* _ASSIGNMENT_:
With pictures omitted, output the records below exactly as they appear.

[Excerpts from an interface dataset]
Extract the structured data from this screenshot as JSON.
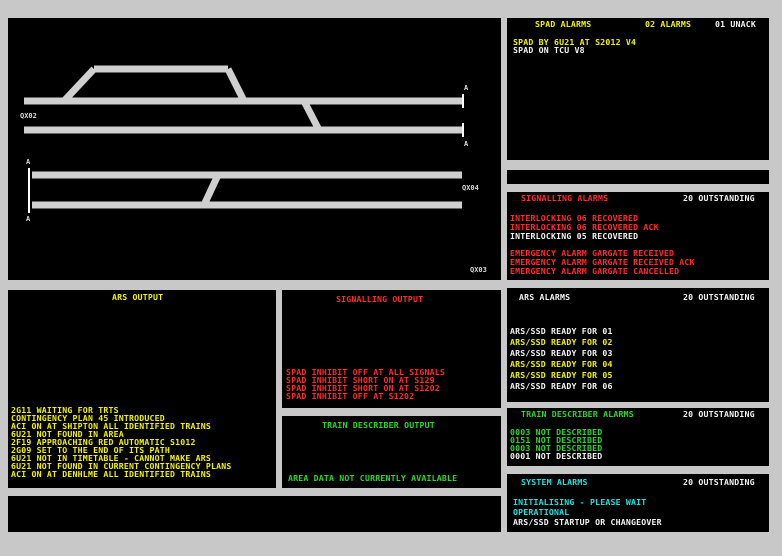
{
  "track_diagram": {
    "labels": {
      "qx02": "QX02",
      "qx04": "QX04",
      "qx03": "QX03",
      "a_top1": "A",
      "a_top2": "A",
      "a_left1": "A",
      "a_left2": "A"
    }
  },
  "spad_alarms": {
    "title": "SPAD ALARMS",
    "count": "02 ALARMS",
    "unack": "01 UNACK",
    "lines": [
      {
        "text": "SPAD BY 6U21 AT S2012 V4",
        "color": "yellow"
      },
      {
        "text": "SPAD ON TCU V8",
        "color": "white"
      }
    ]
  },
  "signalling_alarms": {
    "title": "SIGNALLING ALARMS",
    "outstanding": "20 OUTSTANDING",
    "lines": [
      {
        "text": "INTERLOCKING 06 RECOVERED",
        "color": "red"
      },
      {
        "text": "INTERLOCKING 06 RECOVERED ACK",
        "color": "red"
      },
      {
        "text": "INTERLOCKING 05 RECOVERED",
        "color": "white"
      },
      {
        "text": "EMERGENCY ALARM GARGATE RECEIVED",
        "color": "red"
      },
      {
        "text": "EMERGENCY ALARM GARGATE RECEIVED ACK",
        "color": "red"
      },
      {
        "text": "EMERGENCY ALARM GARGATE CANCELLED",
        "color": "red"
      }
    ]
  },
  "ars_output": {
    "title": "ARS OUTPUT",
    "lines": [
      "2G11 WAITING FOR TRTS",
      "CONTINGENCY PLAN 45 INTRODUCED",
      "ACI ON AT SHIPTON ALL IDENTIFIED TRAINS",
      "6U21 NOT FOUND IN AREA",
      "2F19 APPROACHING RED AUTOMATIC S1012",
      "2G09 SET TO THE END OF ITS PATH",
      "6U21 NOT IN TIMETABLE - CANNOT MAKE ARS",
      "6U21 NOT FOUND IN CURRENT CONTINGENCY PLANS",
      "ACI ON AT DENHLME ALL IDENTIFIED TRAINS"
    ]
  },
  "signalling_output": {
    "title": "SIGNALLING OUTPUT",
    "lines": [
      "SPAD INHIBIT OFF AT ALL SIGNALS",
      "SPAD INHIBIT SHORT ON AT S129",
      "SPAD INHIBIT SHORT ON AT S1202",
      "SPAD INHIBIT OFF AT S1202"
    ]
  },
  "train_describer_output": {
    "title": "TRAIN DESCRIBER OUTPUT",
    "message": "AREA DATA NOT CURRENTLY AVAILABLE"
  },
  "ars_alarms": {
    "title": "ARS ALARMS",
    "outstanding": "20 OUTSTANDING",
    "lines": [
      {
        "text": "ARS/SSD READY FOR 01",
        "color": "white"
      },
      {
        "text": "ARS/SSD READY FOR 02",
        "color": "yellow"
      },
      {
        "text": "ARS/SSD READY FOR 03",
        "color": "white"
      },
      {
        "text": "ARS/SSD READY FOR 04",
        "color": "yellow"
      },
      {
        "text": "ARS/SSD READY FOR 05",
        "color": "yellow"
      },
      {
        "text": "ARS/SSD READY FOR 06",
        "color": "white"
      }
    ]
  },
  "train_describer_alarms": {
    "title": "TRAIN DESCRIBER ALARMS",
    "outstanding": "20 OUTSTANDING",
    "lines": [
      {
        "text": "0003 NOT DESCRIBED",
        "color": "green"
      },
      {
        "text": "0151 NOT DESCRIBED",
        "color": "green"
      },
      {
        "text": "0003 NOT DESCRIBED",
        "color": "green"
      },
      {
        "text": "0001 NOT DESCRIBED",
        "color": "white"
      }
    ]
  },
  "system_alarms": {
    "title": "SYSTEM ALARMS",
    "outstanding": "20 OUTSTANDING",
    "lines": [
      {
        "text": "INITIALISING - PLEASE WAIT",
        "color": "cyan"
      },
      {
        "text": "OPERATIONAL",
        "color": "cyan"
      },
      {
        "text": "ARS/SSD STARTUP OR CHANGEOVER",
        "color": "white"
      }
    ]
  },
  "colors": {
    "yellow": "#f2f200",
    "white": "#f4f4f4",
    "red": "#ff2a2a",
    "green": "#2bd62b",
    "cyan": "#1fe0e0",
    "background": "#c8c8c8"
  }
}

* _REPLY TO THE EXERCISE_:
Extract the structured data from this screenshot as JSON.
{
  "track_diagram": {
    "labels": {
      "qx02": "QX02",
      "qx04": "QX04",
      "qx03": "QX03",
      "a_top1": "A",
      "a_top2": "A",
      "a_left1": "A",
      "a_left2": "A"
    }
  },
  "spad_alarms": {
    "title": "SPAD ALARMS",
    "count": "02 ALARMS",
    "unack": "01 UNACK",
    "lines": [
      {
        "text": "SPAD BY 6U21 AT S2012 V4",
        "color": "yellow"
      },
      {
        "text": "SPAD ON TCU V8",
        "color": "white"
      }
    ]
  },
  "signalling_alarms": {
    "title": "SIGNALLING ALARMS",
    "outstanding": "20 OUTSTANDING",
    "lines": [
      {
        "text": "INTERLOCKING 06 RECOVERED",
        "color": "red"
      },
      {
        "text": "INTERLOCKING 06 RECOVERED ACK",
        "color": "red"
      },
      {
        "text": "INTERLOCKING 05 RECOVERED",
        "color": "white"
      },
      {
        "text": "EMERGENCY ALARM GARGATE RECEIVED",
        "color": "red"
      },
      {
        "text": "EMERGENCY ALARM GARGATE RECEIVED ACK",
        "color": "red"
      },
      {
        "text": "EMERGENCY ALARM GARGATE CANCELLED",
        "color": "red"
      }
    ]
  },
  "ars_output": {
    "title": "ARS OUTPUT",
    "lines": [
      "2G11 WAITING FOR TRTS",
      "CONTINGENCY PLAN 45 INTRODUCED",
      "ACI ON AT SHIPTON ALL IDENTIFIED TRAINS",
      "6U21 NOT FOUND IN AREA",
      "2F19 APPROACHING RED AUTOMATIC S1012",
      "2G09 SET TO THE END OF ITS PATH",
      "6U21 NOT IN TIMETABLE - CANNOT MAKE ARS",
      "6U21 NOT FOUND IN CURRENT CONTINGENCY PLANS",
      "ACI ON AT DENHLME ALL IDENTIFIED TRAINS"
    ]
  },
  "signalling_output": {
    "title": "SIGNALLING OUTPUT",
    "lines": [
      "SPAD INHIBIT OFF AT ALL SIGNALS",
      "SPAD INHIBIT SHORT ON AT S129",
      "SPAD INHIBIT SHORT ON AT S1202",
      "SPAD INHIBIT OFF AT S1202"
    ]
  },
  "train_describer_output": {
    "title": "TRAIN DESCRIBER OUTPUT",
    "message": "AREA DATA NOT CURRENTLY AVAILABLE"
  },
  "ars_alarms": {
    "title": "ARS ALARMS",
    "outstanding": "20 OUTSTANDING",
    "lines": [
      {
        "text": "ARS/SSD READY FOR 01",
        "color": "white"
      },
      {
        "text": "ARS/SSD READY FOR 02",
        "color": "yellow"
      },
      {
        "text": "ARS/SSD READY FOR 03",
        "color": "white"
      },
      {
        "text": "ARS/SSD READY FOR 04",
        "color": "yellow"
      },
      {
        "text": "ARS/SSD READY FOR 05",
        "color": "yellow"
      },
      {
        "text": "ARS/SSD READY FOR 06",
        "color": "white"
      }
    ]
  },
  "train_describer_alarms": {
    "title": "TRAIN DESCRIBER ALARMS",
    "outstanding": "20 OUTSTANDING",
    "lines": [
      {
        "text": "0003 NOT DESCRIBED",
        "color": "green"
      },
      {
        "text": "0151 NOT DESCRIBED",
        "color": "green"
      },
      {
        "text": "0003 NOT DESCRIBED",
        "color": "green"
      },
      {
        "text": "0001 NOT DESCRIBED",
        "color": "white"
      }
    ]
  },
  "system_alarms": {
    "title": "SYSTEM ALARMS",
    "outstanding": "20 OUTSTANDING",
    "lines": [
      {
        "text": "INITIALISING - PLEASE WAIT",
        "color": "cyan"
      },
      {
        "text": "OPERATIONAL",
        "color": "cyan"
      },
      {
        "text": "ARS/SSD STARTUP OR CHANGEOVER",
        "color": "white"
      }
    ]
  },
  "colors": {
    "yellow": "#f2f200",
    "white": "#f4f4f4",
    "red": "#ff2a2a",
    "green": "#2bd62b",
    "cyan": "#1fe0e0",
    "background": "#c8c8c8"
  }
}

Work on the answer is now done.